And it’s a big part of the reason that employees in right-to-work (for less) states earn less. They lack bargaining power.
In the case of Kentucky, ALEC, the Heritage Foundation and other anti-worker groups resorted to seeking anti-worker legislation from counties when they failed in November to secure a Republican majority in the House of Representatives to provide it on the state level. They’re pushing this new scheme even though federal law gives right-to-work (for less) legislative authority to states and territories, but not to counties.
The anti-worker groups formed a new organization to help persuade counties to pass the laws. It’s called Protect My Check. Its purpose is to defend the compensation of CEOs. Right-to-work (for less) legislation means fewer dollars in workers’ paychecks and more in CEOs’, so clearly the role Protect My Check is to pad CEO pay.

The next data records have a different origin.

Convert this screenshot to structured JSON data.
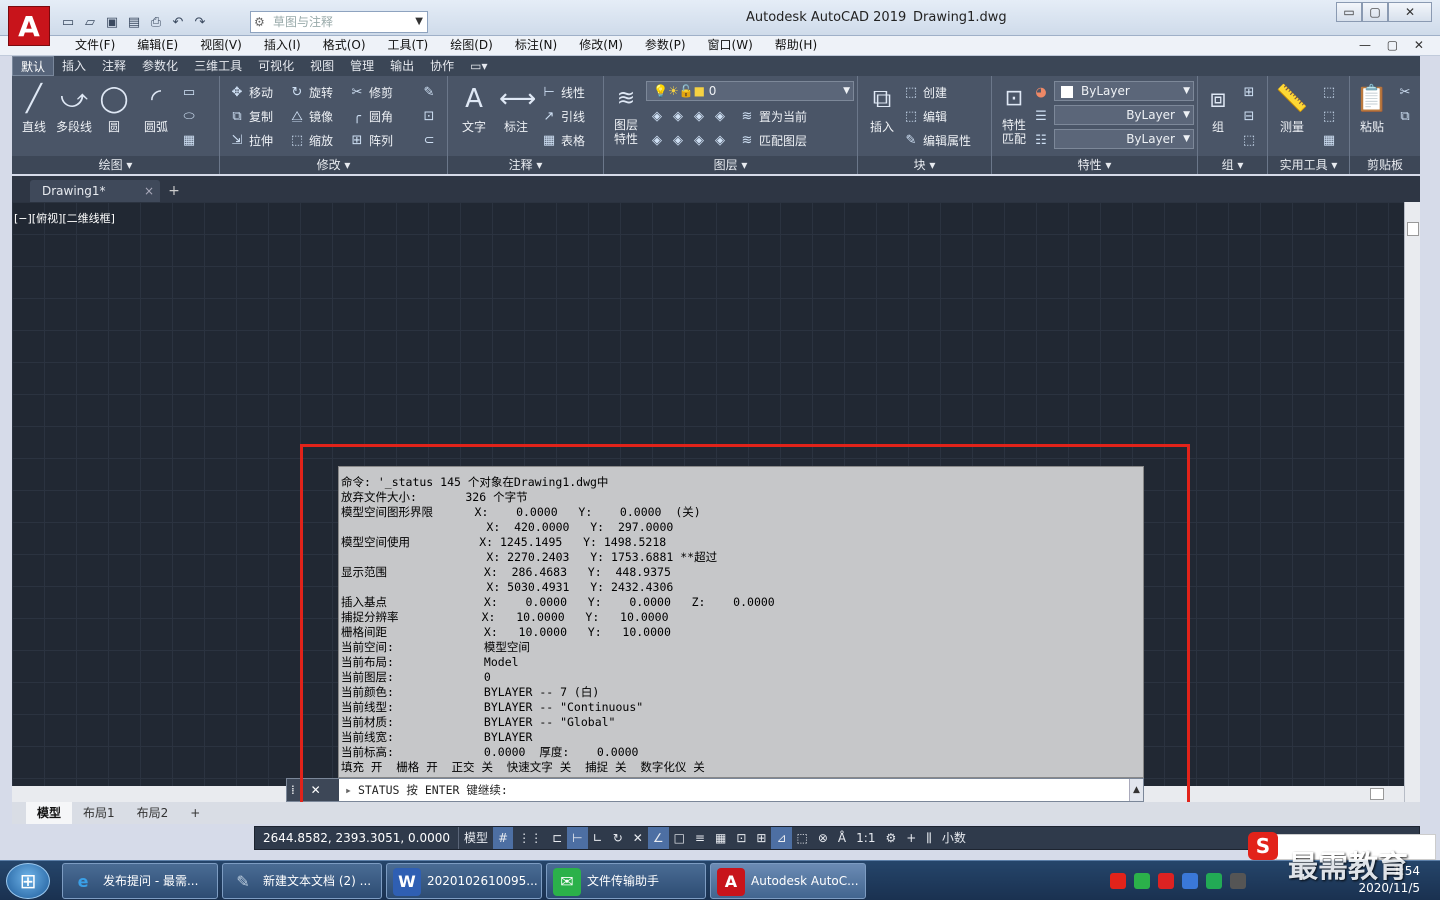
{
  "titlebar": {
    "app_title": "Autodesk AutoCAD 2019",
    "doc_name": "Drawing1.dwg",
    "workspace_placeholder": "草图与注释",
    "logo_letter": "A",
    "min": "▭",
    "max": "▢",
    "close": "✕"
  },
  "menubar": {
    "items": [
      "文件(F)",
      "编辑(E)",
      "视图(V)",
      "插入(I)",
      "格式(O)",
      "工具(T)",
      "绘图(D)",
      "标注(N)",
      "修改(M)",
      "参数(P)",
      "窗口(W)",
      "帮助(H)"
    ],
    "mdi": "— ▢ ✕"
  },
  "ribbon_tabs": [
    "默认",
    "插入",
    "注释",
    "参数化",
    "三维工具",
    "可视化",
    "视图",
    "管理",
    "输出",
    "协作"
  ],
  "ribbon_extra": "▭▾",
  "ribbon": {
    "draw": {
      "line": "直线",
      "polyline": "多段线",
      "circle": "圆",
      "arc": "圆弧",
      "title": "绘图 ▾"
    },
    "modify": {
      "move": "移动",
      "rotate": "旋转",
      "trim": "修剪",
      "copy": "复制",
      "mirror": "镜像",
      "fillet": "圆角",
      "stretch": "拉伸",
      "scale": "缩放",
      "array": "阵列",
      "title": "修改 ▾"
    },
    "annotation": {
      "text": "文字",
      "dim": "标注",
      "linear": "线性",
      "leader": "引线",
      "table": "表格",
      "title": "注释 ▾"
    },
    "layers": {
      "props_line1": "图层",
      "props_line2": "特性",
      "current_layer": "0",
      "make_current": "置为当前",
      "match_layer": "匹配图层",
      "title": "图层 ▾"
    },
    "block": {
      "insert": "插入",
      "create": "创建",
      "edit": "编辑",
      "edit_attr": "编辑属性",
      "title": "块 ▾"
    },
    "properties": {
      "match_line1": "特性",
      "match_line2": "匹配",
      "color": "ByLayer",
      "linetype": "ByLayer",
      "lineweight": "ByLayer",
      "title": "特性 ▾"
    },
    "group": {
      "group": "组",
      "title": "组 ▾"
    },
    "utilities": {
      "measure": "测量",
      "title": "实用工具 ▾"
    },
    "clipboard": {
      "paste": "粘贴",
      "title": "剪贴板"
    }
  },
  "doc_tab": {
    "label": "Drawing1*",
    "close": "×",
    "new": "+"
  },
  "view_label": "[−][俯视][二维线框]",
  "text_window": {
    "lines": [
      "命令: '_status 145 个对象在Drawing1.dwg中",
      "放弃文件大小:       326 个字节",
      "模型空间图形界限      X:    0.0000   Y:    0.0000  (关)",
      "                     X:  420.0000   Y:  297.0000",
      "模型空间使用          X: 1245.1495   Y: 1498.5218",
      "                     X: 2270.2403   Y: 1753.6881 **超过",
      "显示范围              X:  286.4683   Y:  448.9375",
      "                     X: 5030.4931   Y: 2432.4306",
      "插入基点              X:    0.0000   Y:    0.0000   Z:    0.0000",
      "捕捉分辨率            X:   10.0000   Y:   10.0000",
      "栅格间距              X:   10.0000   Y:   10.0000",
      "当前空间:             模型空间",
      "当前布局:             Model",
      "当前图层:             0",
      "当前颜色:             BYLAYER -- 7 (白)",
      "当前线型:             BYLAYER -- \"Continuous\"",
      "当前材质:             BYLAYER -- \"Global\"",
      "当前线宽:             BYLAYER",
      "当前标高:             0.0000  厚度:    0.0000",
      "填充 开  栅格 开  正交 关  快速文字 关  捕捉 关  数字化仪 关"
    ]
  },
  "command_line": {
    "grip": "⁞ ✕ 🔧",
    "prompt_icon": "▸",
    "prompt": "STATUS 按 ENTER 键继续:",
    "scroll": "▲"
  },
  "layout_tabs": [
    "模型",
    "布局1",
    "布局2",
    "+"
  ],
  "statusbar": {
    "coords": "2644.8582, 2393.3051, 0.0000",
    "model": "模型",
    "scale": "1:1",
    "units": "小数",
    "buttons": [
      "#",
      "⋮⋮",
      "⊏",
      "⊢",
      "∟",
      "↻",
      "✕",
      "∠",
      "□",
      "≡",
      "▦",
      "⊡",
      "⊞",
      "⊿",
      "⬚",
      "⊗",
      "Å",
      "⚙",
      "+",
      "⫼"
    ]
  },
  "taskbar": {
    "start": "⊞",
    "items": [
      {
        "icon": "e",
        "label": "发布提问 - 最需..."
      },
      {
        "icon": "✎",
        "label": "新建文本文档 (2) ..."
      },
      {
        "icon": "W",
        "label": "2020102610095..."
      },
      {
        "icon": "✉",
        "label": "文件传输助手"
      },
      {
        "icon": "A",
        "label": "Autodesk AutoC..."
      }
    ],
    "time": "1:54",
    "date": "2020/11/5"
  },
  "watermark": "最需教育",
  "watermark_logo": "S",
  "colors": {
    "accent": "#c8141b",
    "highlight_box": "#e2231a",
    "canvas": "#212833",
    "ribbon": "#4a5567"
  }
}
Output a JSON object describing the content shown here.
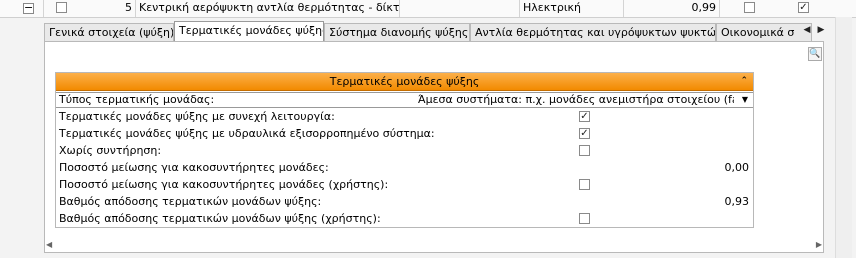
{
  "top_row": {
    "index": "5",
    "name": "Κεντρική αερόψυκτη αντλία θερμότητας - δίκτυ...",
    "energy_source": "Ηλεκτρική",
    "value": "0,99"
  },
  "tabs": [
    {
      "label": "Γενικά στοιχεία (ψύξη)"
    },
    {
      "label": "Τερματικές μονάδες ψύξης"
    },
    {
      "label": "Σύστημα διανομής ψύξης"
    },
    {
      "label": "Αντλία θερμότητας και υγρόψυκτων ψυκτών"
    },
    {
      "label": "Οικονομικά σ"
    }
  ],
  "group": {
    "title": "Τερματικές μονάδες ψύξης",
    "type_label": "Τύπος τερματικής μονάδας:",
    "type_value": "Άμεσα συστήματα: π.χ. μονάδες ανεμιστήρα στοιχείου (fa...",
    "rows": [
      {
        "label": "Τερματικές μονάδες ψύξης με συνεχή λειτουργία:",
        "checked": true
      },
      {
        "label": "Τερματικές μονάδες ψύξης με υδραυλικά εξισορροπημένο σύστημα:",
        "checked": true
      },
      {
        "label": "Χωρίς συντήρηση:",
        "checked": false
      },
      {
        "label": "Ποσοστό μείωσης για κακοσυντήρητες μονάδες:",
        "value": "0,00"
      },
      {
        "label": "Ποσοστό μείωσης για κακοσυντήρητες μονάδες (χρήστης):",
        "checked": false
      },
      {
        "label": "Βαθμός απόδοσης τερματικών μονάδων ψύξης:",
        "value": "0,93"
      },
      {
        "label": "Βαθμός απόδοσης τερματικών μονάδων ψύξης (χρήστης):",
        "checked": false
      }
    ]
  },
  "icons": {
    "expander": "minus-icon",
    "search": "magnifier-icon",
    "tab_left": "triangle-left-icon",
    "tab_right": "triangle-right-icon",
    "collapse": "chevron-up-icon",
    "dropdown": "triangle-down-icon"
  },
  "colors": {
    "group_header_top": "#fcb04a",
    "group_header_bottom": "#f28a00"
  }
}
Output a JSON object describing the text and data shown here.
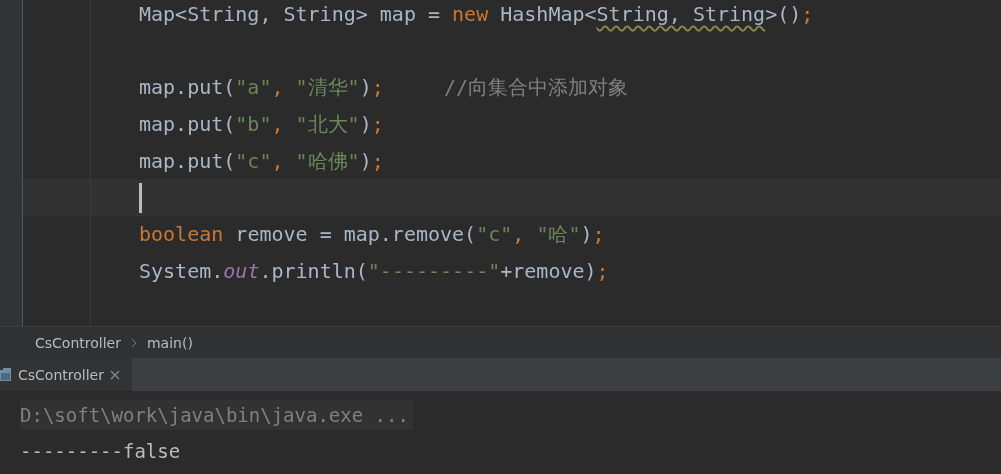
{
  "editor": {
    "lines": [
      {
        "kind": "code",
        "tokens": [
          {
            "kind": "plain",
            "text": "Map<String, String> map = "
          },
          {
            "kind": "keyword",
            "text": "new"
          },
          {
            "kind": "plain",
            "text": " HashMap<"
          },
          {
            "kind": "warning",
            "text": "String, String"
          },
          {
            "kind": "plain",
            "text": ">()"
          },
          {
            "kind": "keyword",
            "text": ";"
          }
        ]
      },
      {
        "kind": "blank"
      },
      {
        "kind": "code",
        "tokens": [
          {
            "kind": "plain",
            "text": "map.put("
          },
          {
            "kind": "string",
            "text": "\"a\""
          },
          {
            "kind": "keyword",
            "text": ", "
          },
          {
            "kind": "string",
            "text": "\"清华\""
          },
          {
            "kind": "plain",
            "text": ")"
          },
          {
            "kind": "keyword",
            "text": ";"
          },
          {
            "kind": "comment",
            "text": "//向集合中添加对象"
          }
        ]
      },
      {
        "kind": "code",
        "tokens": [
          {
            "kind": "plain",
            "text": "map.put("
          },
          {
            "kind": "string",
            "text": "\"b\""
          },
          {
            "kind": "keyword",
            "text": ", "
          },
          {
            "kind": "string",
            "text": "\"北大\""
          },
          {
            "kind": "plain",
            "text": ")"
          },
          {
            "kind": "keyword",
            "text": ";"
          }
        ]
      },
      {
        "kind": "code",
        "tokens": [
          {
            "kind": "plain",
            "text": "map.put("
          },
          {
            "kind": "string",
            "text": "\"c\""
          },
          {
            "kind": "keyword",
            "text": ", "
          },
          {
            "kind": "string",
            "text": "\"哈佛\""
          },
          {
            "kind": "plain",
            "text": ")"
          },
          {
            "kind": "keyword",
            "text": ";"
          }
        ]
      },
      {
        "kind": "cursor"
      },
      {
        "kind": "code",
        "tokens": [
          {
            "kind": "keyword",
            "text": "boolean"
          },
          {
            "kind": "plain",
            "text": " remove = map.remove("
          },
          {
            "kind": "string",
            "text": "\"c\""
          },
          {
            "kind": "keyword",
            "text": ", "
          },
          {
            "kind": "string",
            "text": "\"哈\""
          },
          {
            "kind": "plain",
            "text": ")"
          },
          {
            "kind": "keyword",
            "text": ";"
          }
        ]
      },
      {
        "kind": "code",
        "tokens": [
          {
            "kind": "plain",
            "text": "System."
          },
          {
            "kind": "field",
            "text": "out"
          },
          {
            "kind": "plain",
            "text": ".println("
          },
          {
            "kind": "string",
            "text": "\"---------\""
          },
          {
            "kind": "plain",
            "text": "+remove)"
          },
          {
            "kind": "keyword",
            "text": ";"
          }
        ]
      },
      {
        "kind": "blank"
      }
    ]
  },
  "breadcrumbs": [
    "CsController",
    "main()"
  ],
  "run_tabs": [
    {
      "label": "CsController",
      "selected": true
    }
  ],
  "console": {
    "lines": [
      {
        "kind": "command",
        "text": "D:\\soft\\work\\java\\bin\\java.exe ..."
      },
      {
        "kind": "output",
        "text": "---------false"
      }
    ]
  }
}
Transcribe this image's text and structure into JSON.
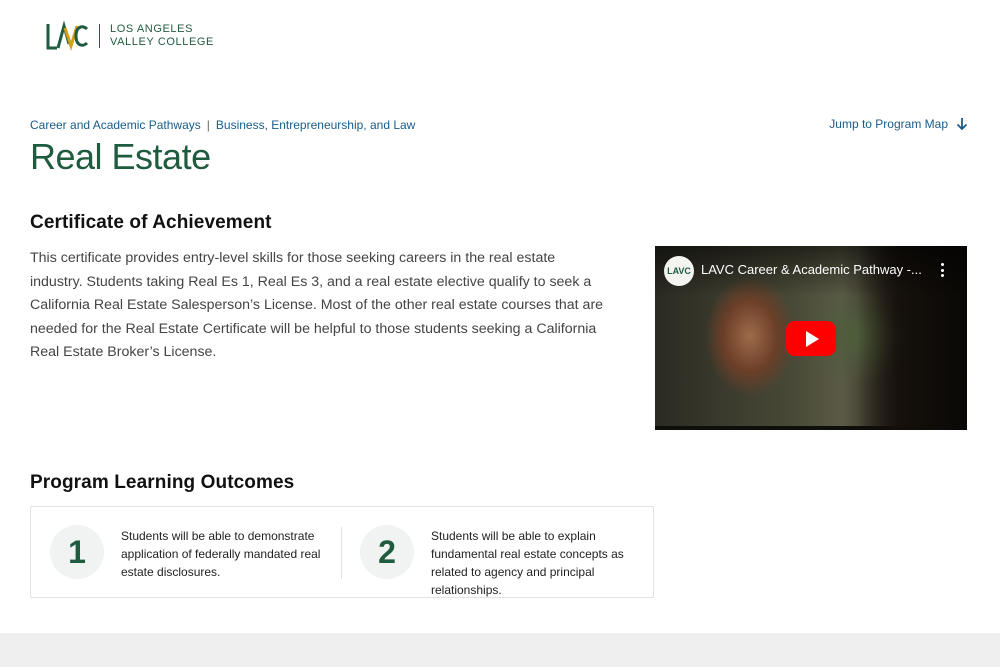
{
  "header": {
    "logo_mark": "LAVC",
    "logo_line1": "LOS ANGELES",
    "logo_line2": "VALLEY COLLEGE"
  },
  "breadcrumb": {
    "items": [
      "Career and Academic Pathways",
      "Business, Entrepreneurship, and Law"
    ],
    "separator": "|"
  },
  "jump_link": {
    "label": "Jump to Program Map",
    "icon": "arrow-down-icon"
  },
  "page": {
    "title": "Real Estate"
  },
  "certificate": {
    "heading": "Certificate of Achievement",
    "body": "This certificate provides entry-level skills for those seeking careers in the real estate industry. Students taking Real Es 1, Real Es 3, and a real estate elective qualify to seek a California Real Estate Salesperson’s License. Most of the other real estate courses that are needed for the Real Estate Certificate will be helpful to those students seeking a California Real Estate Broker’s License."
  },
  "video": {
    "channel_badge": "LAVC",
    "title": "LAVC Career & Academic Pathway -...",
    "play_color": "#ff0000"
  },
  "outcomes": {
    "heading": "Program Learning Outcomes",
    "items": [
      {
        "number": "1",
        "text": "Students will be able to demonstrate application of federally mandated real estate disclosures."
      },
      {
        "number": "2",
        "text": "Students will be able to explain fundamental real estate concepts as related to agency and principal relationships."
      }
    ]
  },
  "colors": {
    "brand_green": "#1f5b3f",
    "link_blue": "#1a5c8a",
    "logo_gold": "#d4a017"
  }
}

Similarly, CEOs are grabbing for themselves the overtime pay that workers once received. Workers are laboring more and more hours, and fewer and fewer of them are getting paid overtime. That’s because the level at which federal law requires overtime pay hasn’t kept pace with inflation.
It’s $23,660 a year. An employer who claims fry cooks are supervisors and sets salaries at one dollar more – $23,661 – doesn’t have to pay time and a half for 10, 20, even 30 hours worked above 40.
In 1975, Republican Gerald Ford raised the threshold significantly to account for inflation, making 65 percent of salaried workers eligible for overtime pay. Now, only 12 percent qualify. Studies by the Economic Policy Institute have shown that if the threshold had kept pace with inflation since then, it would be $50,440 a year – more than twice the current level.
In the meantime, corporate demands for overtime work have increased. A Gallup poll of workers in August found 60 percent laboring more than 45 hours a week. Sixteen percent said they worked more than 60 hours.
Last spring, President Obama proposed raising the wage under which corporations would have to pay overtime. Immediately, anti-worker groups protested. Daniel Mitchell, a senior fellow with the Cato Institute, said, for example, “If they push through something to make a certain class of workers more expensive, something will happen to adjust.” He suggested that would be pay cuts or layoffs.
A certain class of workers has grown extraordinarily more expensive. That is CEOs. The pay for the top 1 percent rose 31.4 percent in the three years from 2009 to 2012, according to research by Emmanuel Saez, a professor at the University of California at Berkeley. Income for the bottom 99 percent of workers was stagnant, rising only 0.4 percent.
Cato’s Mitchell is right. A certain class of workers is more expensive, and the thing that happened is that 99 percent of workers are suffering for it.
President Obama is trying to rebalance this gross inequality by raising the overtime threshold. But to more permanently tip the scales closer toward equality for workers, he should take measures to support workers’ right to form unions and collectively bargain for a fair share of the profits derived from the sweat of their brows.
Re-blogged with permission of Leo Gerard.